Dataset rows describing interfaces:
────────────────────────────────────────

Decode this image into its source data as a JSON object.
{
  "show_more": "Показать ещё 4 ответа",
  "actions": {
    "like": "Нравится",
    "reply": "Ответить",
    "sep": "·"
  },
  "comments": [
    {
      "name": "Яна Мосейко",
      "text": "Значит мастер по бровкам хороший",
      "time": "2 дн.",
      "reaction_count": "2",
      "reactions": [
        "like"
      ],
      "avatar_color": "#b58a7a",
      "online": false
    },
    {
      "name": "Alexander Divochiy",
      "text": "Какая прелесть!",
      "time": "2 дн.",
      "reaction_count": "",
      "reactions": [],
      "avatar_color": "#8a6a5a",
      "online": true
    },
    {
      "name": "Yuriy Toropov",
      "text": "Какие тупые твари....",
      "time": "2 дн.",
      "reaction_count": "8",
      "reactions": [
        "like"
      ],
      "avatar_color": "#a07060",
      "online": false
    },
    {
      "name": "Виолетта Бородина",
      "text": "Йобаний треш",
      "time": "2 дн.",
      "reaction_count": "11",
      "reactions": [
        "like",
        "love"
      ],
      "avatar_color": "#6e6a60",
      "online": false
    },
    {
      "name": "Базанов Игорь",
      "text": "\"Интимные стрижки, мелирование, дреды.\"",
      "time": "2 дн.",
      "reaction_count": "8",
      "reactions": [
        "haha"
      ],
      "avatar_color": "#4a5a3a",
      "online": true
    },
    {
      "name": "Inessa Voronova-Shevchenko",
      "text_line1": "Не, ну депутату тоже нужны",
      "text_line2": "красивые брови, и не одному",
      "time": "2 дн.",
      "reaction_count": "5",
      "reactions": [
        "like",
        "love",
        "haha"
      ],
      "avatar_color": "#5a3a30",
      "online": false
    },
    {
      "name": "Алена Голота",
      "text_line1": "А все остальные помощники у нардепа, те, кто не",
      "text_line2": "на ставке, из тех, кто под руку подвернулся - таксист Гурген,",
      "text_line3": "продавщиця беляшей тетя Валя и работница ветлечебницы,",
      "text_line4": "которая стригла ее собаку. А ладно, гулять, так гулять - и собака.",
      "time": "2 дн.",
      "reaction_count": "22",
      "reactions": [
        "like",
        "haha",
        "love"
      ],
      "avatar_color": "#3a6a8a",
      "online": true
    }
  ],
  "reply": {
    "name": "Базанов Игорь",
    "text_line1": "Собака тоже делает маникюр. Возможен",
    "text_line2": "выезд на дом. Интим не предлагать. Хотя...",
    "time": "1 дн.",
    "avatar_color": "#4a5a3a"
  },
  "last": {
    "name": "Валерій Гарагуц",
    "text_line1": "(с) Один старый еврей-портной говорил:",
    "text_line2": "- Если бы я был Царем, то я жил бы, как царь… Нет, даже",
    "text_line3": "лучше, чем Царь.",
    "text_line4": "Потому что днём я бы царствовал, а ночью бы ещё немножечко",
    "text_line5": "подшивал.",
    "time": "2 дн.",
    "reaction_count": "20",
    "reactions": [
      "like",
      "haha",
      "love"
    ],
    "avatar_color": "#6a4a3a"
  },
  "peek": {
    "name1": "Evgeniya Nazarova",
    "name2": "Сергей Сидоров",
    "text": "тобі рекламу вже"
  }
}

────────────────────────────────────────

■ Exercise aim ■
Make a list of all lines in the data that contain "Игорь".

■ Output for this task ■
      "name": "Базанов Игорь",
    "name": "Базанов Игорь",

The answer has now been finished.